Nearly a year after I was raped, I sat in a hospital in Portland, on suicide watch and told a nurse on staff what brought me there. I described being startled and afraid when a cyclist rode behind me as I walked down the sidewalk, sometimes waking in a sweat from nightmares and feeling like I was blamed by police when I reported what happened to me.
I told the nurse that I broke down in tears when I tried to do yoga because it reminded me of the yoga class where my rapist and I met and said I felt unsafe when in close quarters with strangers. After listening closely to my story, the nurse told me that those all sounded like all of symptoms of post-traumatic stress disorder.
He was the first professional to not only name what was troubling me, but also reassure me I could move past it. When he said, “Based on what you’re telling me, and how you’re telling me, I have every reason to believe you can get better,” I was relieved to know I didn’t have to be imprisoned by nightmares, intrusive thoughts, flashbacks and panic attacks forever.
The hopelessness I felt about being raped began to ease. His words helped me feel visible as a human being and made my response to trauma something real instead of something that just existed in my imagination. It was the most supported I’d felt by any professional since I’d been raped.
Unlike the detective to whom I reported the year before, who painted me as the aggressor in his assessment of my rape, the nurse validated my experience. Because of his compassionate response to what I told him, I felt more comfortable seeking support from organizations instead of just trusted individuals.
I called Portland Women’s Crisis Line, a local rape crisis center, and through them, found out my experience of being blamed for my rape was heartbreakingly common. I also found out nightmares, hyper-awareness and trouble feeling safe were all common symptoms of PTSD experienced by survivors of sexual violence. I definitely wasn’t the only one who’d been affected by PTSD after being raped, and knowing this helped me feel less alone.
It wasn’t until the nurse told me what I was going through had a name that it became real to me in the sense that I now knew there was a road map to recovery. I’d never heard of PTSD before then and never knew rape survivors are commonly affected by it.
I knew it was traumatic and hard to talk about for many survivors, and the victim advocate present for the rape exam I went through immediately after the rape had warned me that “anniversaries are hard for people,” but no one had ever told me that nightmares and insomnia might be part of the deal. No one told me what hyperawareness was or how to recognize a panic attack or flashback.
Unbeknownst to me, I began having flashbacks and feeling an acute sense of panic within the first two months after I was raped, but I was in such a state of shock at the same time that I didn’t even realize anything was different. Looking back on that time, it’s all a blur of uncertain memories plugged into a scattered timeframe.
It wasn’t obvious to me I was struggling because I didn’t feel unsafe all of the time.
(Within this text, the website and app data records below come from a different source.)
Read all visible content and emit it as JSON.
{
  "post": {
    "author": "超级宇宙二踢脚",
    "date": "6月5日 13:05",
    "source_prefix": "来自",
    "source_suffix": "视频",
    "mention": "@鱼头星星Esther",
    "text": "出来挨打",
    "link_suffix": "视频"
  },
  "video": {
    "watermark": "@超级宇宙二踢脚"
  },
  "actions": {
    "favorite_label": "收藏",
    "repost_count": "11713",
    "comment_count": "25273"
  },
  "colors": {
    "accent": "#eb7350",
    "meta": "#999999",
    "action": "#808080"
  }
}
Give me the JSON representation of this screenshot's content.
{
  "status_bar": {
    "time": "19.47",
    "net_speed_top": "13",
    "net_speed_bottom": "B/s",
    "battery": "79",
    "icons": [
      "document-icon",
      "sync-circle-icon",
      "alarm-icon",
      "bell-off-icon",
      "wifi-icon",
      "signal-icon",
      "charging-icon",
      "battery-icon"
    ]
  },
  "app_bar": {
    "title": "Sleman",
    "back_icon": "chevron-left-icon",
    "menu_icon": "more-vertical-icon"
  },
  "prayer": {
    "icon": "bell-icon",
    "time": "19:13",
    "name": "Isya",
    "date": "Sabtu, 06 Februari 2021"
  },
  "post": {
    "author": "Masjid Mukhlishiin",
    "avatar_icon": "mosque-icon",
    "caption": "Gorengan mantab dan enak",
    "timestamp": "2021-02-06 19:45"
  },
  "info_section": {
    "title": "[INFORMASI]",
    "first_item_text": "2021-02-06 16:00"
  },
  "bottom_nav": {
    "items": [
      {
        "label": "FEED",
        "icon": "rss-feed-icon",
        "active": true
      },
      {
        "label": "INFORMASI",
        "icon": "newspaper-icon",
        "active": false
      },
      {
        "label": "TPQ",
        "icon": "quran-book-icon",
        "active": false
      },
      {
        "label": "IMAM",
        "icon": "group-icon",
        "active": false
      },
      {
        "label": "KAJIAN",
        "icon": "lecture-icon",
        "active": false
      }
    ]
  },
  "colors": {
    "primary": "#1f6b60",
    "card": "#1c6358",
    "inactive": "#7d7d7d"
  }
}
After all, I was still functioning, and once the initial sense of intense shock dissipated within the first three weeks, I thought I was back to normal. It took me several months to even recognize that my nightmares, hyperawareness and panic were all tied to the rape.
Lacking a truly safe place to process the impact being raped had on me — not just mentally and emotionally, but physically — I felt pressure to stuff it down and act like nothing was wrong. I thought that no one would believe my story because the police dismissed it as false. Or because the official conclusion of the state of New Mexico that “no crime occurred” was clearly written in black and white in the letter they sent me telling me I was ineligible for counseling funds because “nothing happened.”
Some of the people closest to me engaged in victim-blaming. Not knowing how to process the blame directed at me by the detective, the state, the victim advocate and even my family and friends, I crumbled under the weight of it all.
Had any of those people known how to respond with more compassion, the outcome might have been immensely different. While I experienced plenty of blaming and shaming from all over the place, I also had support from other people, including friends and acquaintances who became closer friends in the year after I was raped.
Maybe if I’d been given even a few national resources by the victim advocate, I could have navigated my way to help long before I became suicidal. Maybe if I’d known sooner what the symptoms of PTSD were and had reassurance that I could work through whatever came up, I could have made more strides forward in the first year rather than drowning in a sea of confusion and pain.
My experience has shown me there is still a taboo around talking about rape and its aftermath. Most people don’t want to have such an uncomfortable conversation. But by not directly confronting these issues, we perpetuate myths and misinformation and continue to misplace blame on survivors. This misplaced blame directly contributed to my suicidal feelings because my truth was dismissed as a lie — or as my fault — so often and so widely.
If you or someone you know is struggling with any of these symptoms after a traumatic event, please know you are not alone and there are a lot of tools available to help you cope. You are not to blame if you are the victim of a crime, and your feelings — whatever they are — are all valid.